(Dataset rows for apps and sites)
--------------------------------
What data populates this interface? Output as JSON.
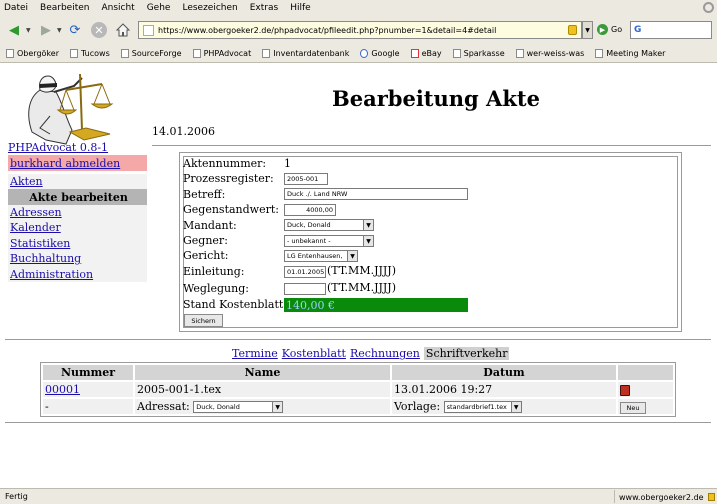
{
  "browser": {
    "menu": [
      "Datei",
      "Bearbeiten",
      "Ansicht",
      "Gehe",
      "Lesezeichen",
      "Extras",
      "Hilfe"
    ],
    "url": "https://www.obergoeker2.de/phpadvocat/pfileedit.php?pnumber=1&detail=4#detail",
    "go_label": "Go",
    "search_value": "G",
    "bookmarks": [
      "Obergöker",
      "Tucows",
      "SourceForge",
      "PHPAdvocat",
      "Inventardatenbank",
      "Google",
      "eBay",
      "Sparkasse",
      "wer-weiss-was",
      "Meeting Maker"
    ],
    "status_left": "Fertig",
    "status_right": "www.obergoeker2.de"
  },
  "sidebar": {
    "version": "PHPAdvocat 0.8-1",
    "logout": "burkhard abmelden",
    "akten": "Akten",
    "akte_bearbeiten": "Akte bearbeiten",
    "items": [
      "Adressen",
      "Kalender",
      "Statistiken",
      "Buchhaltung",
      "Administration"
    ]
  },
  "page": {
    "title": "Bearbeitung Akte",
    "date": "14.01.2006"
  },
  "form": {
    "aktennummer_label": "Aktennummer:",
    "aktennummer_value": "1",
    "prozessregister_label": "Prozessregister:",
    "prozessregister_value": "2005-001",
    "betreff_label": "Betreff:",
    "betreff_value": "Duck ./. Land NRW",
    "gegenstandwert_label": "Gegenstandwert:",
    "gegenstandwert_value": "4000,00",
    "mandant_label": "Mandant:",
    "mandant_value": "Duck, Donald",
    "gegner_label": "Gegner:",
    "gegner_value": "- unbekannt -",
    "gericht_label": "Gericht:",
    "gericht_value": "LG Entenhausen,",
    "einleitung_label": "Einleitung:",
    "einleitung_value": "01.01.2005",
    "weglegung_label": "Weglegung:",
    "weglegung_value": "",
    "date_hint": "(TT.MM.JJJJ)",
    "kostenblatt_label": "Stand Kostenblatt:",
    "kostenblatt_value": "140,00 €",
    "save_label": "Sichern"
  },
  "tabs": [
    "Termine",
    "Kostenblatt",
    "Rechnungen",
    "Schriftverkehr"
  ],
  "documents": {
    "columns": [
      "Nummer",
      "Name",
      "Datum"
    ],
    "rows": [
      {
        "nummer": "00001",
        "name": "2005-001-1.tex",
        "datum": "13.01.2006 19:27"
      }
    ],
    "new_row": {
      "dash": "-",
      "adressat_label": "Adressat:",
      "adressat_value": "Duck, Donald",
      "vorlage_label": "Vorlage:",
      "vorlage_value": "standardbrief1.tex",
      "new_label": "Neu"
    }
  }
}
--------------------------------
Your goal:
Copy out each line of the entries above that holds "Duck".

Solution below:
    "betreff_value": "Duck ./. Land NRW",
    "mandant_value": "Duck, Donald",
      "adressat_value": "Duck, Donald",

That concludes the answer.